=== DATA TO USE ===

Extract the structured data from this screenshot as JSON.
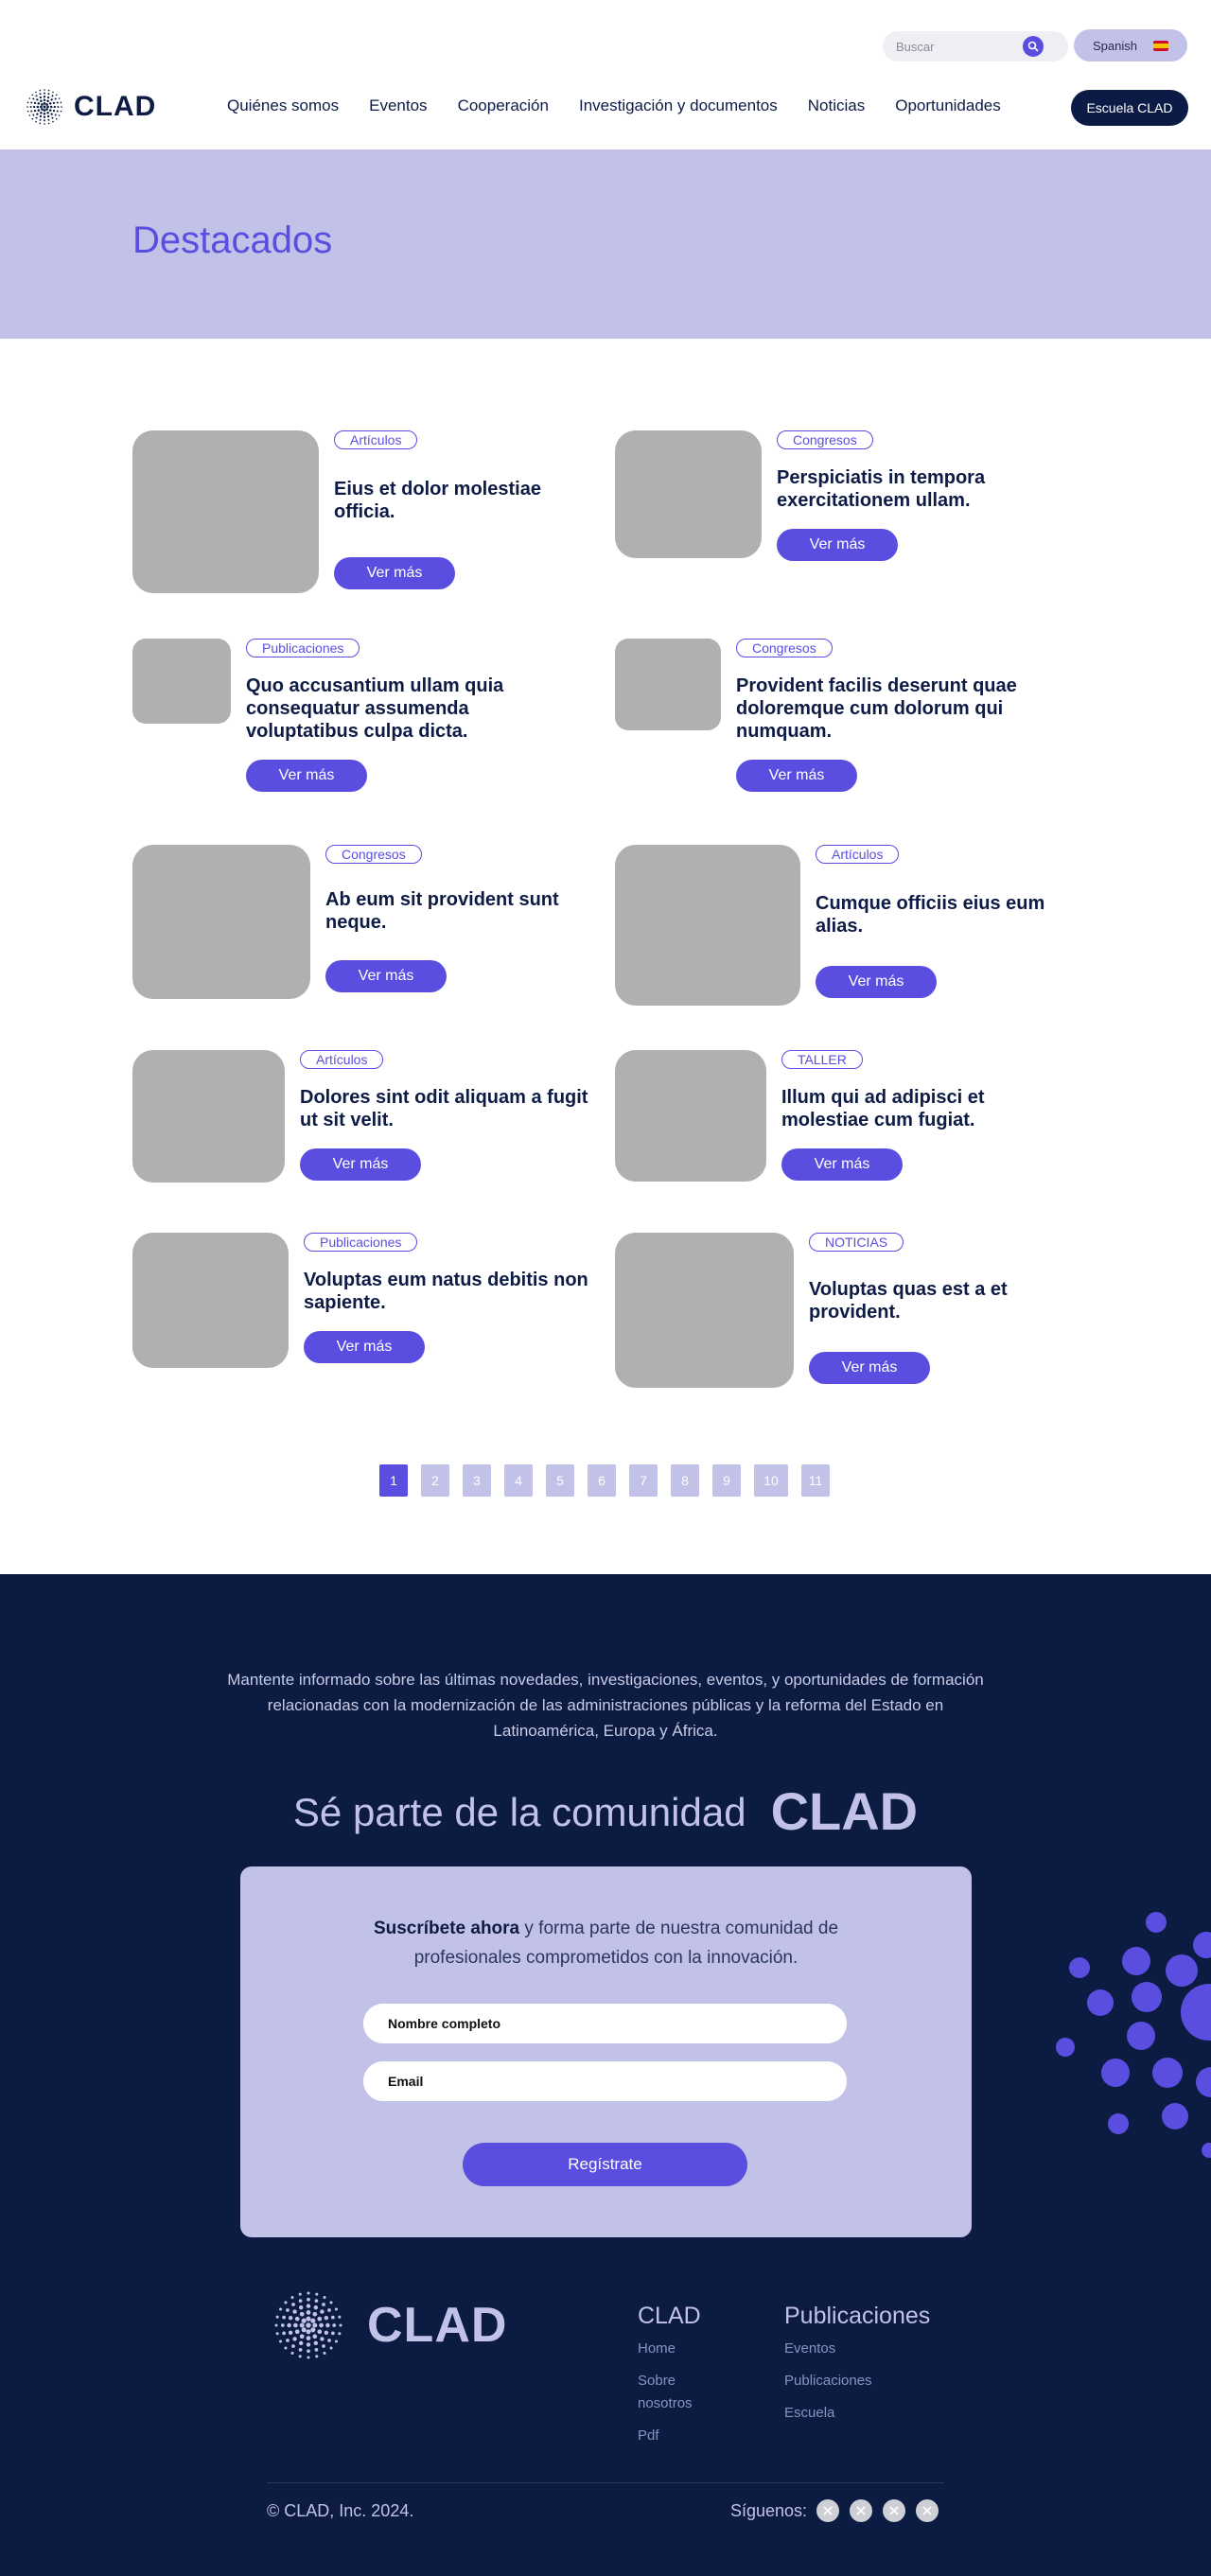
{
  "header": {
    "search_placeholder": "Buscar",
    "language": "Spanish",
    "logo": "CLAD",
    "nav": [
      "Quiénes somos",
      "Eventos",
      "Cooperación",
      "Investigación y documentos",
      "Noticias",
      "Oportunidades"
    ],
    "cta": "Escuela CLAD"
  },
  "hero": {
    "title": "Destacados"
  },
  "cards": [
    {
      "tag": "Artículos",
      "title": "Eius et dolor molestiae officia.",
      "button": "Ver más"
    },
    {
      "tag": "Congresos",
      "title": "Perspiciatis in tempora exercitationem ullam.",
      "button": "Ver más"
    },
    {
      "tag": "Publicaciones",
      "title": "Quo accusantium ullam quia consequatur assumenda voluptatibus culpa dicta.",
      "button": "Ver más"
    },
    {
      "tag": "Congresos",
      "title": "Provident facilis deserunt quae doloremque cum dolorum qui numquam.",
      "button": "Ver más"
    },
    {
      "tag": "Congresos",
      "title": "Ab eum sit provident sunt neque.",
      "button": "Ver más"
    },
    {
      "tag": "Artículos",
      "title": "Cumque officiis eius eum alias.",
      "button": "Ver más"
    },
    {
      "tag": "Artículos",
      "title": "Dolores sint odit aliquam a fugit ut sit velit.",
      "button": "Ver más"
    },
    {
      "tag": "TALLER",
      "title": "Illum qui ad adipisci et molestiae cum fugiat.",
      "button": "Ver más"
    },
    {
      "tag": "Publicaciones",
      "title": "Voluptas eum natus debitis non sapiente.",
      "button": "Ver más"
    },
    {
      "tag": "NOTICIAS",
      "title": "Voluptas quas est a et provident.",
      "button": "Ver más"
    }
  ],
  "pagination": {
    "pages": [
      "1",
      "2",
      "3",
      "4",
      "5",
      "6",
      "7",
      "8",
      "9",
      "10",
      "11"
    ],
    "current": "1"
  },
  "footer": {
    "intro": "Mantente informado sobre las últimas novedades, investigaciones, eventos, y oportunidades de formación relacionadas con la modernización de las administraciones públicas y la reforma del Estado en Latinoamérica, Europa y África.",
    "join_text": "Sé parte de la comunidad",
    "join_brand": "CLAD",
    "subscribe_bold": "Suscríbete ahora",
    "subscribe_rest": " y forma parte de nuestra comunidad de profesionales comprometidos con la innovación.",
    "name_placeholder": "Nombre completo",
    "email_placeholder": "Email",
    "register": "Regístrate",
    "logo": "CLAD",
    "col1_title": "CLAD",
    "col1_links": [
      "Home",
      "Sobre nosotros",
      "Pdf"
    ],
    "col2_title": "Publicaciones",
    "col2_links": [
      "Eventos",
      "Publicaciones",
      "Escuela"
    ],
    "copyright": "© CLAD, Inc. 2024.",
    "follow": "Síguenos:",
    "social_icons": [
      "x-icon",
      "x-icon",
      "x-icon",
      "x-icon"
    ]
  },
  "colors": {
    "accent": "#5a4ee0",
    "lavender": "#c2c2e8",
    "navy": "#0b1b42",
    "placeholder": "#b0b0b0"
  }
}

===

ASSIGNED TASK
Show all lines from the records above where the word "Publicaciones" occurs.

WRITTEN RESPONSE
      "tag": "Publicaciones",
      "tag": "Publicaciones",
    "col2_title": "Publicaciones",
      "Publicaciones",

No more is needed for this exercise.